And the camel was so huge, they would take turns drinking from the water sources. One day, Thamud drinks. The next day, the she-camel drinks. And then Thamud. And then the she-camel. And so on.
So then everybody believed, they all accepted Islam, and everybody went home happy and, eventually, to Jannah. Right?
Not only did they disbelieve–Allah says “kadh-dhabat” (كَذَّبَتْ), with shadda on the dhaal, a more intense form of lying than just kadhaba–but they, the person whom they sent, hamstrung it. Hamstrung means you cut down the back of the person’s (or camel’s, in this case) legs, forcing it to the ground. Because, again, it was huge, tall, and great.
And then they killed it.
And then Allah says: fa damdama. The fa indicates IMMEDIATE and SWIFT punishment, right on the heels of their killing of the she-camel. If I said “Muhammad entered, fa-Ahmed,” it means Ahmed entered right on the heels of Muhammad.
So Allah didn’t waste any time; but he sent their punishment, immediately. And he utterly obliterated and annihilated them.
And in the final verse, Allah says: he does not fear retaliation. Like the Jews in Israel–whenever they bomb a Muslim school, or a hospital, or a village, they close down their shops and houses and hide out of fear of retaliation.

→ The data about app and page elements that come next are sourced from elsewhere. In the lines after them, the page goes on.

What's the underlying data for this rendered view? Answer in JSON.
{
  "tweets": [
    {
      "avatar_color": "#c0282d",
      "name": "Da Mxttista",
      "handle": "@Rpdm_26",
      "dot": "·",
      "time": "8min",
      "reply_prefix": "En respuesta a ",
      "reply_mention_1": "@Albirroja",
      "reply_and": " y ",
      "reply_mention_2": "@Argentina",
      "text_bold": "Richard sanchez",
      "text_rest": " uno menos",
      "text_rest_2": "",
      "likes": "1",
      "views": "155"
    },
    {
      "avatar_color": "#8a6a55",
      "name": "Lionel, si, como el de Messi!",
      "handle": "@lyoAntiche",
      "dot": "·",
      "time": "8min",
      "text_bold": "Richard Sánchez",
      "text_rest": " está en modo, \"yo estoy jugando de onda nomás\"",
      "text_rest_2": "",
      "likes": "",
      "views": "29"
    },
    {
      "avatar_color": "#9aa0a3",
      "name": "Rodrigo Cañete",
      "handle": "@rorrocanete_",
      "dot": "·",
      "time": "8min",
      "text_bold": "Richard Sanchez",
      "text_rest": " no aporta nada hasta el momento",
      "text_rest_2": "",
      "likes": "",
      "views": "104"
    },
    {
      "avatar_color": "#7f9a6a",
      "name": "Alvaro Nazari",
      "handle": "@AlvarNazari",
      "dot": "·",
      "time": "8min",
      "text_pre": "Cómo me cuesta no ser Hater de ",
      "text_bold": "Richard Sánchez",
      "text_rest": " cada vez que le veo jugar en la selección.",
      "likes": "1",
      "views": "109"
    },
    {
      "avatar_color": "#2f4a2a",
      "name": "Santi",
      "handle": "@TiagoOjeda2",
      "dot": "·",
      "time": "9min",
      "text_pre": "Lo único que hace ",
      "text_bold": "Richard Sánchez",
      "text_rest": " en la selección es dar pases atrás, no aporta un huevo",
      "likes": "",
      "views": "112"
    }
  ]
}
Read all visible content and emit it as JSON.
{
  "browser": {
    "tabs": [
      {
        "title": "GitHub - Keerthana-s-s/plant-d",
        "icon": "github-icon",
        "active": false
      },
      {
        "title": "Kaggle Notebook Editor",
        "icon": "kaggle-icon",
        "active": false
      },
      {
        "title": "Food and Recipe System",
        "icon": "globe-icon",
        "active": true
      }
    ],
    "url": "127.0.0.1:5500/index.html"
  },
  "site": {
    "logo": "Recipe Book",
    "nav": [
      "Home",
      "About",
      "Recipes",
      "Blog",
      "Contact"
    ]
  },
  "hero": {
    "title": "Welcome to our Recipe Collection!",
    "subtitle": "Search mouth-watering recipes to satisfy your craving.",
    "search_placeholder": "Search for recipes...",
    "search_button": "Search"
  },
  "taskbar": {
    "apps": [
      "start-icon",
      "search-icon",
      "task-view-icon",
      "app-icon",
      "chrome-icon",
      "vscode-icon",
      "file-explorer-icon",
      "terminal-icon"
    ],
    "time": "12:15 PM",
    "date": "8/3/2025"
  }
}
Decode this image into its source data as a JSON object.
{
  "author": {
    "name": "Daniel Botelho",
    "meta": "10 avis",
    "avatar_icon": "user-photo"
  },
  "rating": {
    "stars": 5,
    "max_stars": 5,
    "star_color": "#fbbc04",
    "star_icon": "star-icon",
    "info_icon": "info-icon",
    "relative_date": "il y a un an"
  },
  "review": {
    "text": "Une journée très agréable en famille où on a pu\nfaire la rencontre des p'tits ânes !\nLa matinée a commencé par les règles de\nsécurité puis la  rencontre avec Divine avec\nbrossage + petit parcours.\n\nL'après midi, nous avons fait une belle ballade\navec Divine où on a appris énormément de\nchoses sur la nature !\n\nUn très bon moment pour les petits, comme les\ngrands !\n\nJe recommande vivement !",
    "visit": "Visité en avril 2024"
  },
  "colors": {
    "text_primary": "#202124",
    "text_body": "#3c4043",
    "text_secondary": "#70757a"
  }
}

Well, Allah says, He does NOT fear retaliation. Because nobody can harm Allah even an atom.
Nice story, huh? Well, it’s not just for passing time. There’s a very, very clear lesson here–above and beyond just obedience to Allah and His messengers. Think about this:
Only one person killed the she-camel. But ALL of them were wiped out.
“But wait,” you say, “I know some ‘aqeedah! Isn’t Allah Al-’Adl, the All-Just? Why would He wipe out one whole nation, for only one guy killing the she-camel?”
And the answer is, because they knew about the plans, but they didn’t stop him. “Oh he’s going to kill the she-camel. That’s nice. Let’s see what else is on TV.”
Think about it. Connect the dots! You have a responsibility to stop evil. If you don’t, you can be held accountable in the court of Allah.
Which raises the question of, in your country, what kind of sins are happening? What are people doing to disobey Allah? Are you doing your part? Are you advising the people, guiding the people, calling the people to Allah and away from evil?
Well, you might be accountable if you’re not. Just like Thamud. They were wiped out.
Think about it.
May Allah give us all the tawfeeq to live and implement these lessons in our lives (ameen). Wallahi they’re not just stories for entertainment. They’re deep, real-life lessons from history.
- Hold Them Back. Think of one person in your family, near or extended, who’s doing something against Allah and His messenger. Now, come up with a plan to correct them. Do it gently; take the time to build rapport, and find the best way to correct and advise them, without humiliating or hurting them. Then play your move.
- Touched by an Angel: Tafseer of Juz ‘Amma. By Muhammad Alshareef. 2009.